Leading the way in quantum sensing advancements, JILA, a renowned institute at the forefront of quantum sensing research, has once again proven its prowess. In a new *Physics Magazine* article, JILA graduate student Jarrod Reilly was highlighted in his work developing a groundbreaking approach that promises to redefine the capabilities of quantum sensors.

Quantum sensors, which employ phenomena like entangled states of light, have been instrumental in applications such as the LIGO gravitational wave detector. This detector harnesses these entangled states to detect minuscule distance changes in gravitational waves.

According to the *Physics Magazine* article:

“Typically, quantum sensors use systems prepared in special quantum states known as probe states. Finding the ideal probe state for a given measurement is a focus of many research endeavors. Now Jarrod Reilly of the University of Colorado Boulder and his colleagues have developed a new framework for optimizing this search. The approach could aid in developing quantum sensors that surpass the standard quantum limit—the minimum noise level of a device that can be obtained without special quantum-state preparation—and so could dramatically increase measurement sensitivity.”
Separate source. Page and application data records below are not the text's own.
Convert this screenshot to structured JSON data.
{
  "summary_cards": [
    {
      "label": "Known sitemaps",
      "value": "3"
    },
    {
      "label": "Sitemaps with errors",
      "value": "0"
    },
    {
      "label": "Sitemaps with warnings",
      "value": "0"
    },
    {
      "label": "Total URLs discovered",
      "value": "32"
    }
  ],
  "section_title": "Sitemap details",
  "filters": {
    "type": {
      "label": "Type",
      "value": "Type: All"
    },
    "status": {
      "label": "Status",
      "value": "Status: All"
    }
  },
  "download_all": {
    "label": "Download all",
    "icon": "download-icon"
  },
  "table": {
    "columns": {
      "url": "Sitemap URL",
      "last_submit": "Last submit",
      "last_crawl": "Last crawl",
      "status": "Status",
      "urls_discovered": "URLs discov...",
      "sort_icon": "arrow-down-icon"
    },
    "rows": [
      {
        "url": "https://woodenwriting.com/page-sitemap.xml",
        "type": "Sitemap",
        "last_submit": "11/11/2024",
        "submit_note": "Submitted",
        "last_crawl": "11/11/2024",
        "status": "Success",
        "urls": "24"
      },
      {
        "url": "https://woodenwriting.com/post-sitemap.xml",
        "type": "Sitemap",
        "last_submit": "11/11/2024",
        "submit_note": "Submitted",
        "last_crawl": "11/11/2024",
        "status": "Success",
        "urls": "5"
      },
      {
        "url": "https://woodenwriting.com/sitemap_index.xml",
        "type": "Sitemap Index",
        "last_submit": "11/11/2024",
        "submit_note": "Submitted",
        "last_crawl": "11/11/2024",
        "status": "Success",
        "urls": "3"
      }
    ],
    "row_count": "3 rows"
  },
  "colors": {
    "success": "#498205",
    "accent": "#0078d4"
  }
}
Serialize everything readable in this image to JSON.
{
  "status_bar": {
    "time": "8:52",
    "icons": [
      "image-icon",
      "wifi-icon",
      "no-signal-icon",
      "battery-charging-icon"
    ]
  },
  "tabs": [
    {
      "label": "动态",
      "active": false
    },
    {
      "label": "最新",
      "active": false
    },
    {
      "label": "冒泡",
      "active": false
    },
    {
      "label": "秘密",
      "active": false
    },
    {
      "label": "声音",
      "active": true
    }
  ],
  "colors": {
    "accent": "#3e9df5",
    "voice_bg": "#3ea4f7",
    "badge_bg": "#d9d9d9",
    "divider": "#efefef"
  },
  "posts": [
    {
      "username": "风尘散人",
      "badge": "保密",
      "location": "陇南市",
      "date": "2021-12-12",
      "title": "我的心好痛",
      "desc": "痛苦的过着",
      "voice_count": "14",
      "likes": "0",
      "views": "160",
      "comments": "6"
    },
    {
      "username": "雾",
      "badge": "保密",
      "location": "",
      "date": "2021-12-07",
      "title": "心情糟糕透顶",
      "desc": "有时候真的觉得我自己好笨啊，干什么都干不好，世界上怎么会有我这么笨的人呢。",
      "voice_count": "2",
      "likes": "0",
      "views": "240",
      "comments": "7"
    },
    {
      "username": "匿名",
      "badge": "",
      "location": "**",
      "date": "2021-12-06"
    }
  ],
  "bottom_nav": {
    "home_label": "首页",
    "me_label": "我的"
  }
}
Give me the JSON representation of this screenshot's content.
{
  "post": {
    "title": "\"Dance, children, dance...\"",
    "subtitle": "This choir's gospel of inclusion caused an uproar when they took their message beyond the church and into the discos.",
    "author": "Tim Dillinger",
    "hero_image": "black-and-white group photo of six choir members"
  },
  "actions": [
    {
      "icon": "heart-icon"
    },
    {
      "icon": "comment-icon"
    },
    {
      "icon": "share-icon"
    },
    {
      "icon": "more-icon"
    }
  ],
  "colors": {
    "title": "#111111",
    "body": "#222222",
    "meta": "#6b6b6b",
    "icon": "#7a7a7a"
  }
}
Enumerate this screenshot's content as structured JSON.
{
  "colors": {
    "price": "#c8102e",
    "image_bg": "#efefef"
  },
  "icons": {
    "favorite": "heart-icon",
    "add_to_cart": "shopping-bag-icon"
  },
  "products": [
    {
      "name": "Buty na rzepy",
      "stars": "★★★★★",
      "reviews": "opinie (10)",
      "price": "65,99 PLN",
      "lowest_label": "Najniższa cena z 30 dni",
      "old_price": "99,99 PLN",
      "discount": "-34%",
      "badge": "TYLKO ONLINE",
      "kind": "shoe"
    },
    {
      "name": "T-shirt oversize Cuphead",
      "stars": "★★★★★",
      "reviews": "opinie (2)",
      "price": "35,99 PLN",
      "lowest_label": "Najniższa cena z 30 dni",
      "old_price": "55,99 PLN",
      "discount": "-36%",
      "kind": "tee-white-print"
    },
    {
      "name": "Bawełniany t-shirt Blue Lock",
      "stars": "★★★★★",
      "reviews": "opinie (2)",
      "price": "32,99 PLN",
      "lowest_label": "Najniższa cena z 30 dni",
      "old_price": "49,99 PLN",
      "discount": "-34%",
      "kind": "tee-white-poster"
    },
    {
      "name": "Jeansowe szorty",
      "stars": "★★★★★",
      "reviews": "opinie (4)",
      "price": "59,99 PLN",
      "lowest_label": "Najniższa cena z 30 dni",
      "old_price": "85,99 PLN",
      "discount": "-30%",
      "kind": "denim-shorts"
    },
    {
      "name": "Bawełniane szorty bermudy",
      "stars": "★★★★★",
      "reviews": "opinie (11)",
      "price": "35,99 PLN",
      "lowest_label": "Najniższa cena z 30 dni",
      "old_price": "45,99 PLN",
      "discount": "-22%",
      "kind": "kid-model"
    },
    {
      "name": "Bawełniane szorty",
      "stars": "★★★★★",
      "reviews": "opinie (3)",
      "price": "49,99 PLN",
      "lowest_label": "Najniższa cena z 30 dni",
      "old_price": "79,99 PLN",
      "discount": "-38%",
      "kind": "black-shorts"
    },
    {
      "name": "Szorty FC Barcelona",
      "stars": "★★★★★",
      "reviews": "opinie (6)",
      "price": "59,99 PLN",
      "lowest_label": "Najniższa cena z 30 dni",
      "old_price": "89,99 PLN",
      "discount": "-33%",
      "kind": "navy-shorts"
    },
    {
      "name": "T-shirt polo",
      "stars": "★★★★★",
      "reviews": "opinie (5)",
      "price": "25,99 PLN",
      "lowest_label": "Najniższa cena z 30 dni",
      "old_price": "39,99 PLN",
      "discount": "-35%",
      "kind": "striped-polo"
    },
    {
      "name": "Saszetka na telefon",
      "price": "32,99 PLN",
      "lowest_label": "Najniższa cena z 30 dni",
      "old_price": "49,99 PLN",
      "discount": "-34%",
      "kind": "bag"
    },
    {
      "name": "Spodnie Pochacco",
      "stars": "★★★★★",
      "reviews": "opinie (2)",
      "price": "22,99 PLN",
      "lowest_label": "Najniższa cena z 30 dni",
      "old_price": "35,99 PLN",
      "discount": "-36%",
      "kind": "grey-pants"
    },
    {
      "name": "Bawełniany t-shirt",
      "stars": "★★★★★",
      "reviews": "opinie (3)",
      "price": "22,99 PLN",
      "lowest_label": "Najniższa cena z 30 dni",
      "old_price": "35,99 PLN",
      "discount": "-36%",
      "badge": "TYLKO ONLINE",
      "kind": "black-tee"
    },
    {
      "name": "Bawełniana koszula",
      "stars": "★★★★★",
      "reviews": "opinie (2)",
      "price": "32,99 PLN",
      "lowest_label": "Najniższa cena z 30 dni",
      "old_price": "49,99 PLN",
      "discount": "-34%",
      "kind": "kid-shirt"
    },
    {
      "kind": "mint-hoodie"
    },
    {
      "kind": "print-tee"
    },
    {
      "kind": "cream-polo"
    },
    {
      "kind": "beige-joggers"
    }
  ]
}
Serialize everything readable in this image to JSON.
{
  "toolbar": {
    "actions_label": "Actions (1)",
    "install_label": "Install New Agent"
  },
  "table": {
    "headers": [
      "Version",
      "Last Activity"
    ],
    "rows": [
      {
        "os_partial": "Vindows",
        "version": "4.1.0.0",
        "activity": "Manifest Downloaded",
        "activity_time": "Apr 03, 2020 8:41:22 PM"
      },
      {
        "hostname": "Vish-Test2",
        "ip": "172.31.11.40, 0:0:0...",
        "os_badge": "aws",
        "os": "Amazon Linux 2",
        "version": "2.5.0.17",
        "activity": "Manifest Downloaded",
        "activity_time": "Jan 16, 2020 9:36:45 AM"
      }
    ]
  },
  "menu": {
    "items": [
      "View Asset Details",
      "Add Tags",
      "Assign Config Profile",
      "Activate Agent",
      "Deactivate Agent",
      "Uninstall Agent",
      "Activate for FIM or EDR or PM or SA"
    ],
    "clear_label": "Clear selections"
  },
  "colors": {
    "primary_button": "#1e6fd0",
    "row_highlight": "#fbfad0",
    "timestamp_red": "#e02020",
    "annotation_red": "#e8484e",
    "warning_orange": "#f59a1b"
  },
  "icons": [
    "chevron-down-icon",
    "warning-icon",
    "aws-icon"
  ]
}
Reilly, along with JILA graduate student John Wilson and JILA Fellow Murray Holland, who is also a CU Boulder physics professor, were inspired by classical physics to develop their new method. The team’s approach discerns various changes in a quantum system using a mathematical algorithm, thereby determining its sensitivity to specific parameters. Such advancements not only promise to refine existing quantum sensors but also hold the potential for quantum sensors to estimate multiple parameters simultaneously, a requirement in many imaging and metrology applications.

The article continues: “The method of Reilly and his colleagues flips that search protocol on its head.” The team published their results recently in *Physical Review Letters. *

Given the revolutionary perspective brought forward by the JILA team, emphasizing high-precision measurements, the quantum technology landscape seems poised for significant advancements and a deeper understanding of quantum mechanics in the coming years.

Written by Kenna Hughes-Castleberry